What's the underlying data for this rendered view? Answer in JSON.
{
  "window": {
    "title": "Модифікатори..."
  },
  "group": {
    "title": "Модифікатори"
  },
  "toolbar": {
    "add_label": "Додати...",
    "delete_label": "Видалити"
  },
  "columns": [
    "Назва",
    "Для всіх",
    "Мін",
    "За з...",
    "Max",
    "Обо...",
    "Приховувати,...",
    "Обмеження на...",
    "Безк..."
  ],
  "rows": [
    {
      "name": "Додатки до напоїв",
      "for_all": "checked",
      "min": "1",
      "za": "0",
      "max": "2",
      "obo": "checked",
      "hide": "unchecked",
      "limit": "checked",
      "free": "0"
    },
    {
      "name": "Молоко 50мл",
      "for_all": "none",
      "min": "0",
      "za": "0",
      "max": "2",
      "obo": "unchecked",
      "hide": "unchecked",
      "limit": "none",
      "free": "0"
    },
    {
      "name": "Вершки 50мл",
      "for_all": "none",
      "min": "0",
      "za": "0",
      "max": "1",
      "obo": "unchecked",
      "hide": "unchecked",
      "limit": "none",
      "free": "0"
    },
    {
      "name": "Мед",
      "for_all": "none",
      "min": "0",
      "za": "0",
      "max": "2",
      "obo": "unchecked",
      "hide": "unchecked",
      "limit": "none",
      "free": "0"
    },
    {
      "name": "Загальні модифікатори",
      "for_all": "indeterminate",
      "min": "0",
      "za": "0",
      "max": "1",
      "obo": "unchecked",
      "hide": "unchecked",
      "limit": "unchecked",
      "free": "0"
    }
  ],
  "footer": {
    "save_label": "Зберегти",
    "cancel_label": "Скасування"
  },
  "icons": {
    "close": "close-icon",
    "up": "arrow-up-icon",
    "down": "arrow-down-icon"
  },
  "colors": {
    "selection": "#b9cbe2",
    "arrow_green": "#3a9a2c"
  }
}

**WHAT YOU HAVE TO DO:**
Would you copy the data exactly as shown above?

**ANSWER SPACE:**
What's the underlying data for this rendered view? Answer in JSON.
{
  "window": {
    "title": "Модифікатори..."
  },
  "group": {
    "title": "Модифікатори"
  },
  "toolbar": {
    "add_label": "Додати...",
    "delete_label": "Видалити"
  },
  "columns": [
    "Назва",
    "Для всіх",
    "Мін",
    "За з...",
    "Max",
    "Обо...",
    "Приховувати,...",
    "Обмеження на...",
    "Безк..."
  ],
  "rows": [
    {
      "name": "Додатки до напоїв",
      "for_all": "checked",
      "min": "1",
      "za": "0",
      "max": "2",
      "obo": "checked",
      "hide": "unchecked",
      "limit": "checked",
      "free": "0"
    },
    {
      "name": "Молоко 50мл",
      "for_all": "none",
      "min": "0",
      "za": "0",
      "max": "2",
      "obo": "unchecked",
      "hide": "unchecked",
      "limit": "none",
      "free": "0"
    },
    {
      "name": "Вершки 50мл",
      "for_all": "none",
      "min": "0",
      "za": "0",
      "max": "1",
      "obo": "unchecked",
      "hide": "unchecked",
      "limit": "none",
      "free": "0"
    },
    {
      "name": "Мед",
      "for_all": "none",
      "min": "0",
      "za": "0",
      "max": "2",
      "obo": "unchecked",
      "hide": "unchecked",
      "limit": "none",
      "free": "0"
    },
    {
      "name": "Загальні модифікатори",
      "for_all": "indeterminate",
      "min": "0",
      "za": "0",
      "max": "1",
      "obo": "unchecked",
      "hide": "unchecked",
      "limit": "unchecked",
      "free": "0"
    }
  ],
  "footer": {
    "save_label": "Зберегти",
    "cancel_label": "Скасування"
  },
  "icons": {
    "close": "close-icon",
    "up": "arrow-up-icon",
    "down": "arrow-down-icon"
  },
  "colors": {
    "selection": "#b9cbe2",
    "arrow_green": "#3a9a2c"
  }
}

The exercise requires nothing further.